▸ Your goal
Pick every line from the data below that contains the string "JSON" and copy it.

===== Study material

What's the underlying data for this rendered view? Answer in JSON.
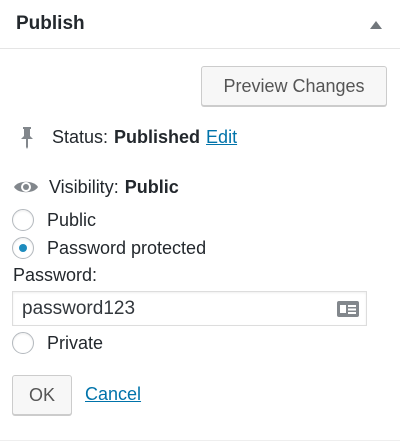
{
  "header": {
    "title": "Publish"
  },
  "actions": {
    "preview_label": "Preview Changes"
  },
  "status": {
    "label": "Status:",
    "value": "Published",
    "edit_label": "Edit"
  },
  "visibility": {
    "label": "Visibility:",
    "value": "Public",
    "options": [
      {
        "label": "Public",
        "selected": false
      },
      {
        "label": "Password protected",
        "selected": true
      },
      {
        "label": "Private",
        "selected": false
      }
    ],
    "password_label": "Password:",
    "password_value": "password123",
    "ok_label": "OK",
    "cancel_label": "Cancel"
  },
  "colors": {
    "link": "#0073aa",
    "radio_selected": "#1e8cbe",
    "text": "#23282d"
  },
  "icons": {
    "status": "pin-icon",
    "visibility": "eye-icon",
    "password_field": "contact-card-icon",
    "toggle": "arrow-up-icon"
  }
}
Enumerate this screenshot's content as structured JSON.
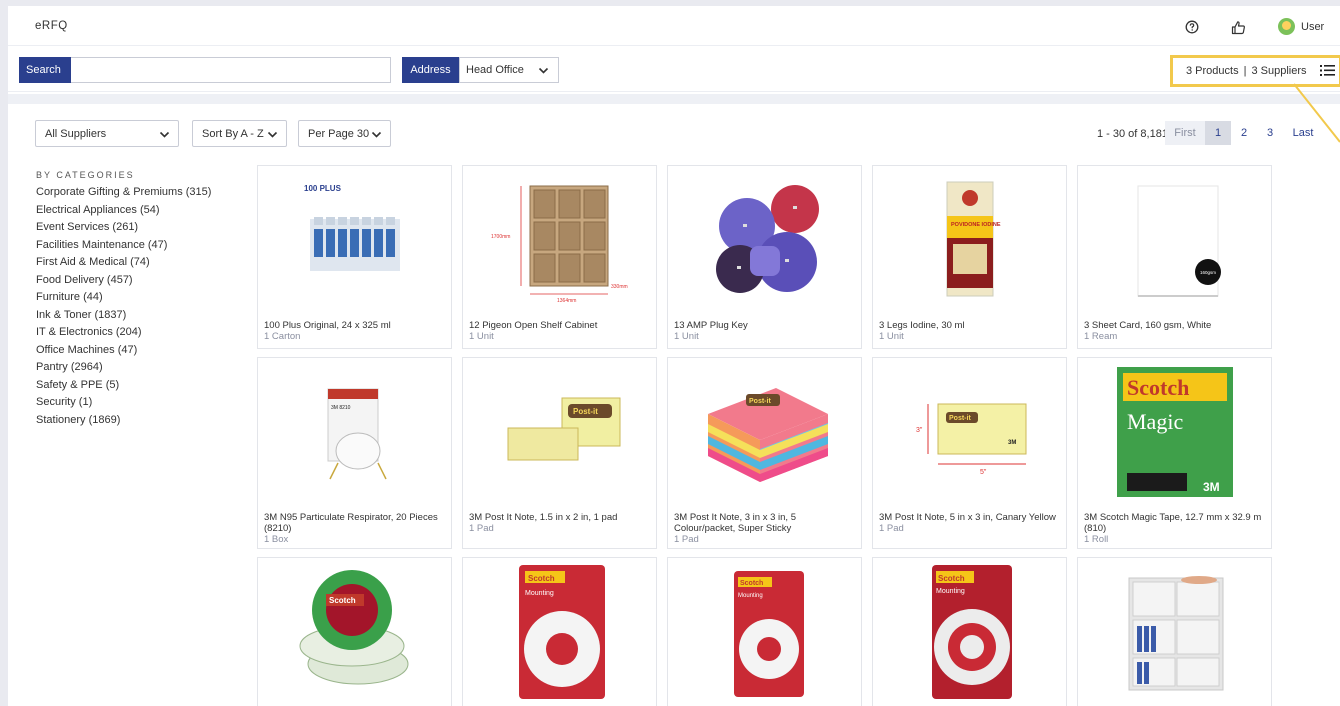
{
  "app": {
    "title": "eRFQ"
  },
  "header": {
    "user_label": "User"
  },
  "search": {
    "button_label": "Search",
    "value": "",
    "placeholder": ""
  },
  "address": {
    "label": "Address",
    "value": "Head Office"
  },
  "summary": {
    "products": "3 Products",
    "separator": "|",
    "suppliers": "3 Suppliers"
  },
  "filters": {
    "suppliers": "All Suppliers",
    "sort": "Sort By A - Z",
    "per_page": "Per Page 30"
  },
  "pagination": {
    "range": "1 - 30 of 8,181",
    "first": "First",
    "pages": [
      "1",
      "2",
      "3"
    ],
    "last": "Last",
    "current": "1"
  },
  "categories": {
    "heading": "BY CATEGORIES",
    "items": [
      "Corporate Gifting & Premiums (315)",
      "Electrical Appliances (54)",
      "Event Services (261)",
      "Facilities Maintenance (47)",
      "First Aid & Medical (74)",
      "Food Delivery (457)",
      "Furniture (44)",
      "Ink & Toner (1837)",
      "IT & Electronics (204)",
      "Office Machines (47)",
      "Pantry (2964)",
      "Safety & PPE (5)",
      "Security (1)",
      "Stationery (1869)"
    ]
  },
  "products": [
    {
      "name": "100 Plus Original, 24 x 325 ml",
      "unit": "1 Carton",
      "image": "drink-carton-image"
    },
    {
      "name": "12 Pigeon Open Shelf Cabinet",
      "unit": "1 Unit",
      "image": "shelf-cabinet-image"
    },
    {
      "name": "13 AMP Plug Key",
      "unit": "1 Unit",
      "image": "plug-key-image"
    },
    {
      "name": "3 Legs Iodine, 30 ml",
      "unit": "1 Unit",
      "image": "iodine-box-image"
    },
    {
      "name": "3 Sheet Card, 160 gsm, White",
      "unit": "1 Ream",
      "image": "sheet-card-image"
    },
    {
      "name": "3M N95 Particulate Respirator, 20 Pieces (8210)",
      "unit": "1 Box",
      "image": "respirator-image"
    },
    {
      "name": "3M Post It Note, 1.5 in x 2 in, 1 pad",
      "unit": "1 Pad",
      "image": "post-it-small-image"
    },
    {
      "name": "3M Post It Note, 3 in x 3 in, 5 Colour/packet, Super Sticky",
      "unit": "1 Pad",
      "image": "post-it-colour-image"
    },
    {
      "name": "3M Post It Note, 5 in x 3 in, Canary Yellow",
      "unit": "1 Pad",
      "image": "post-it-canary-image"
    },
    {
      "name": "3M Scotch Magic Tape, 12.7 mm x 32.9 m (810)",
      "unit": "1 Roll",
      "image": "magic-tape-image"
    },
    {
      "name": "",
      "unit": "",
      "image": "mounting-tape-roll-image"
    },
    {
      "name": "",
      "unit": "",
      "image": "mounting-tape-pack-image"
    },
    {
      "name": "",
      "unit": "",
      "image": "mounting-tape-pack-image"
    },
    {
      "name": "",
      "unit": "",
      "image": "mounting-tape-pack-image"
    },
    {
      "name": "",
      "unit": "",
      "image": "white-cabinet-image"
    }
  ],
  "product_labels": {
    "img_100plus": "100 PLUS",
    "dim_1700": "1700mm",
    "dim_1364": "1364mm",
    "dim_330": "330mm",
    "iodine_brand": "POVIDONE IODINE",
    "card_badge": "160gsm",
    "respirator_brand": "3M 8210",
    "postit_logo": "Post-it",
    "dim_3in": "3\"",
    "dim_5in": "5\"",
    "brand_3m": "3M",
    "scotch": "Scotch",
    "magic": "Magic",
    "mounting": "Mounting"
  },
  "colors": {
    "primary": "#2a3f8e",
    "highlight": "#f2c94c",
    "page_bg": "#e9eaf0"
  }
}
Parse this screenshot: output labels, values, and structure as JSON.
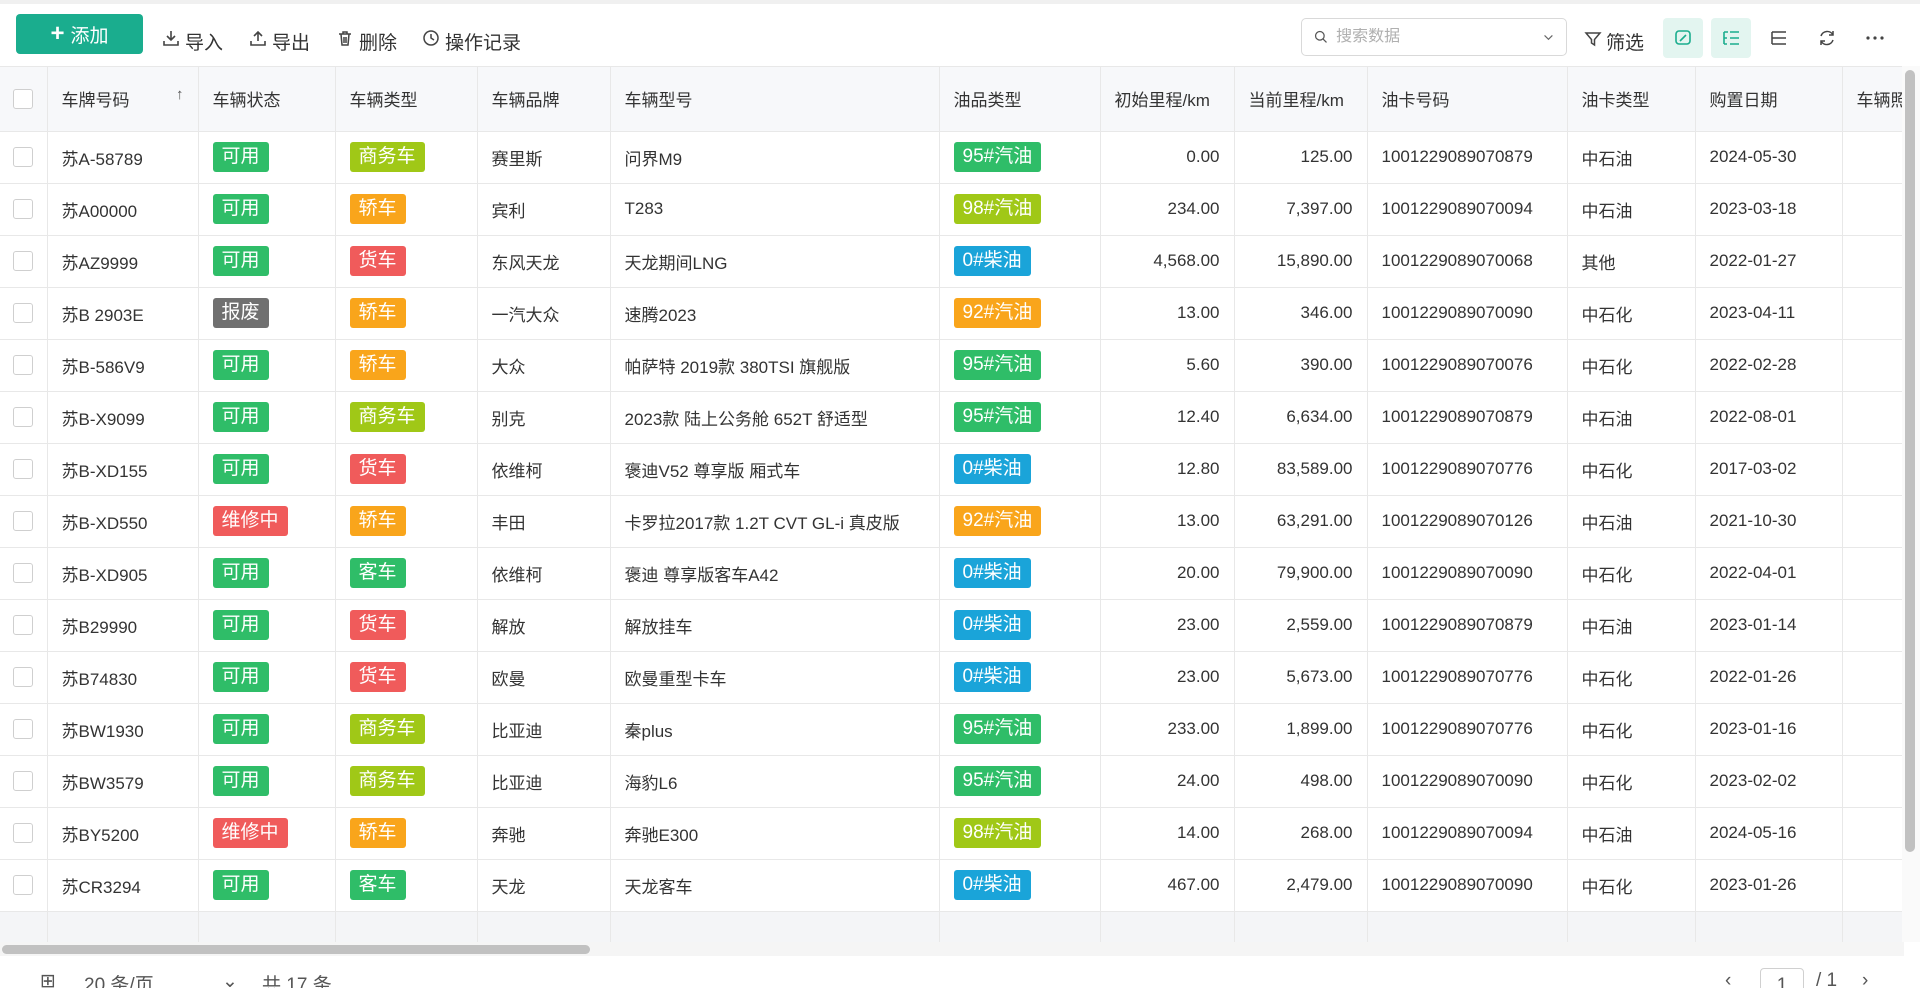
{
  "toolbar": {
    "add_label": "添加",
    "import_label": "导入",
    "export_label": "导出",
    "delete_label": "删除",
    "log_label": "操作记录",
    "search_placeholder": "搜索数据",
    "filter_label": "筛选"
  },
  "table": {
    "columns": [
      "车牌号码",
      "车辆状态",
      "车辆类型",
      "车辆品牌",
      "车辆型号",
      "油品类型",
      "初始里程/km",
      "当前里程/km",
      "油卡号码",
      "油卡类型",
      "购置日期",
      "车辆照片"
    ],
    "rows": [
      {
        "plate": "苏A-58789",
        "status": "可用",
        "type": "商务车",
        "brand": "赛里斯",
        "model": "问界M9",
        "fuel": "95#汽油",
        "init_km": "0.00",
        "cur_km": "125.00",
        "card": "1001229089070879",
        "card_type": "中石油",
        "date": "2024-05-30"
      },
      {
        "plate": "苏A00000",
        "status": "可用",
        "type": "轿车",
        "brand": "宾利",
        "model": "T283",
        "fuel": "98#汽油",
        "init_km": "234.00",
        "cur_km": "7,397.00",
        "card": "1001229089070094",
        "card_type": "中石油",
        "date": "2023-03-18"
      },
      {
        "plate": "苏AZ9999",
        "status": "可用",
        "type": "货车",
        "brand": "东风天龙",
        "model": "天龙期间LNG",
        "fuel": "0#柴油",
        "init_km": "4,568.00",
        "cur_km": "15,890.00",
        "card": "1001229089070068",
        "card_type": "其他",
        "date": "2022-01-27"
      },
      {
        "plate": "苏B 2903E",
        "status": "报废",
        "type": "轿车",
        "brand": "一汽大众",
        "model": "速腾2023",
        "fuel": "92#汽油",
        "init_km": "13.00",
        "cur_km": "346.00",
        "card": "1001229089070090",
        "card_type": "中石化",
        "date": "2023-04-11"
      },
      {
        "plate": "苏B-586V9",
        "status": "可用",
        "type": "轿车",
        "brand": "大众",
        "model": "帕萨特 2019款 380TSI 旗舰版",
        "fuel": "95#汽油",
        "init_km": "5.60",
        "cur_km": "390.00",
        "card": "1001229089070076",
        "card_type": "中石化",
        "date": "2022-02-28"
      },
      {
        "plate": "苏B-X9099",
        "status": "可用",
        "type": "商务车",
        "brand": "别克",
        "model": "2023款 陆上公务舱 652T 舒适型",
        "fuel": "95#汽油",
        "init_km": "12.40",
        "cur_km": "6,634.00",
        "card": "1001229089070879",
        "card_type": "中石油",
        "date": "2022-08-01"
      },
      {
        "plate": "苏B-XD155",
        "status": "可用",
        "type": "货车",
        "brand": "依维柯",
        "model": "褒迪V52 尊享版 厢式车",
        "fuel": "0#柴油",
        "init_km": "12.80",
        "cur_km": "83,589.00",
        "card": "1001229089070776",
        "card_type": "中石化",
        "date": "2017-03-02"
      },
      {
        "plate": "苏B-XD550",
        "status": "维修中",
        "type": "轿车",
        "brand": "丰田",
        "model": "卡罗拉2017款 1.2T CVT GL-i 真皮版",
        "fuel": "92#汽油",
        "init_km": "13.00",
        "cur_km": "63,291.00",
        "card": "1001229089070126",
        "card_type": "中石油",
        "date": "2021-10-30"
      },
      {
        "plate": "苏B-XD905",
        "status": "可用",
        "type": "客车",
        "brand": "依维柯",
        "model": "褒迪 尊享版客车A42",
        "fuel": "0#柴油",
        "init_km": "20.00",
        "cur_km": "79,900.00",
        "card": "1001229089070090",
        "card_type": "中石化",
        "date": "2022-04-01"
      },
      {
        "plate": "苏B29990",
        "status": "可用",
        "type": "货车",
        "brand": "解放",
        "model": "解放挂车",
        "fuel": "0#柴油",
        "init_km": "23.00",
        "cur_km": "2,559.00",
        "card": "1001229089070879",
        "card_type": "中石油",
        "date": "2023-01-14"
      },
      {
        "plate": "苏B74830",
        "status": "可用",
        "type": "货车",
        "brand": "欧曼",
        "model": "欧曼重型卡车",
        "fuel": "0#柴油",
        "init_km": "23.00",
        "cur_km": "5,673.00",
        "card": "1001229089070776",
        "card_type": "中石化",
        "date": "2022-01-26"
      },
      {
        "plate": "苏BW1930",
        "status": "可用",
        "type": "商务车",
        "brand": "比亚迪",
        "model": "秦plus",
        "fuel": "95#汽油",
        "init_km": "233.00",
        "cur_km": "1,899.00",
        "card": "1001229089070776",
        "card_type": "中石化",
        "date": "2023-01-16"
      },
      {
        "plate": "苏BW3579",
        "status": "可用",
        "type": "商务车",
        "brand": "比亚迪",
        "model": "海豹L6",
        "fuel": "95#汽油",
        "init_km": "24.00",
        "cur_km": "498.00",
        "card": "1001229089070090",
        "card_type": "中石化",
        "date": "2023-02-02"
      },
      {
        "plate": "苏BY5200",
        "status": "维修中",
        "type": "轿车",
        "brand": "奔驰",
        "model": "奔驰E300",
        "fuel": "98#汽油",
        "init_km": "14.00",
        "cur_km": "268.00",
        "card": "1001229089070094",
        "card_type": "中石油",
        "date": "2024-05-16"
      },
      {
        "plate": "苏CR3294",
        "status": "可用",
        "type": "客车",
        "brand": "天龙",
        "model": "天龙客车",
        "fuel": "0#柴油",
        "init_km": "467.00",
        "cur_km": "2,479.00",
        "card": "1001229089070090",
        "card_type": "中石化",
        "date": "2023-01-26"
      }
    ]
  },
  "tag_colors": {
    "可用": "#2fbd68",
    "报废": "#707070",
    "维修中": "#f05b5b",
    "商务车": "#a0c817",
    "轿车": "#f9a51b",
    "货车": "#f05b5b",
    "客车": "#2fbd68",
    "95#汽油": "#2fbd68",
    "98#汽油": "#a0c817",
    "0#柴油": "#1aa4d9",
    "92#汽油": "#f9a51b"
  },
  "pager": {
    "page_size": "20 条/页",
    "total": "共 17 条",
    "current_page": "1",
    "total_pages": "/ 1"
  }
}
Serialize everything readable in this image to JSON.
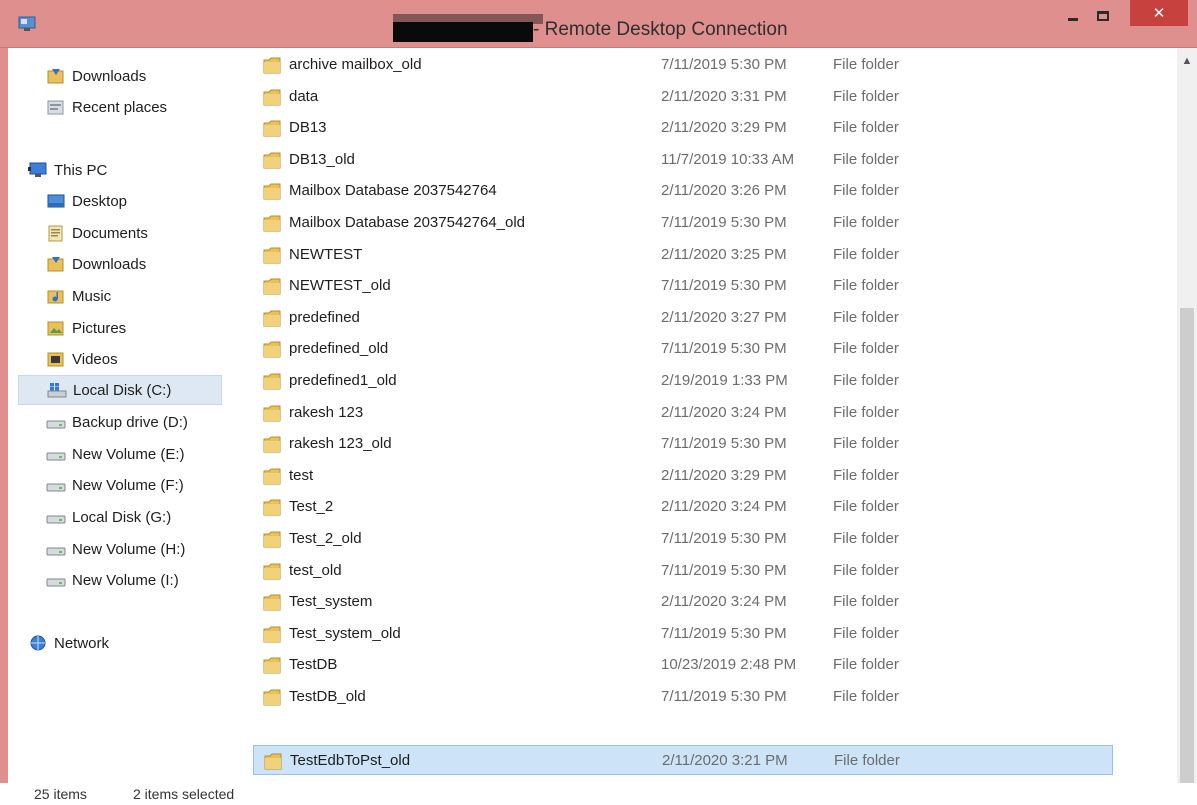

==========

▸ Response for this exercise
What's the underlying data for this rendered view? Answer in JSON.
Enumerate this screenshot's content as structured JSON.
Parse this screenshot: output labels, values, and structure as JSON.
Serialize everything readable in this image to JSON.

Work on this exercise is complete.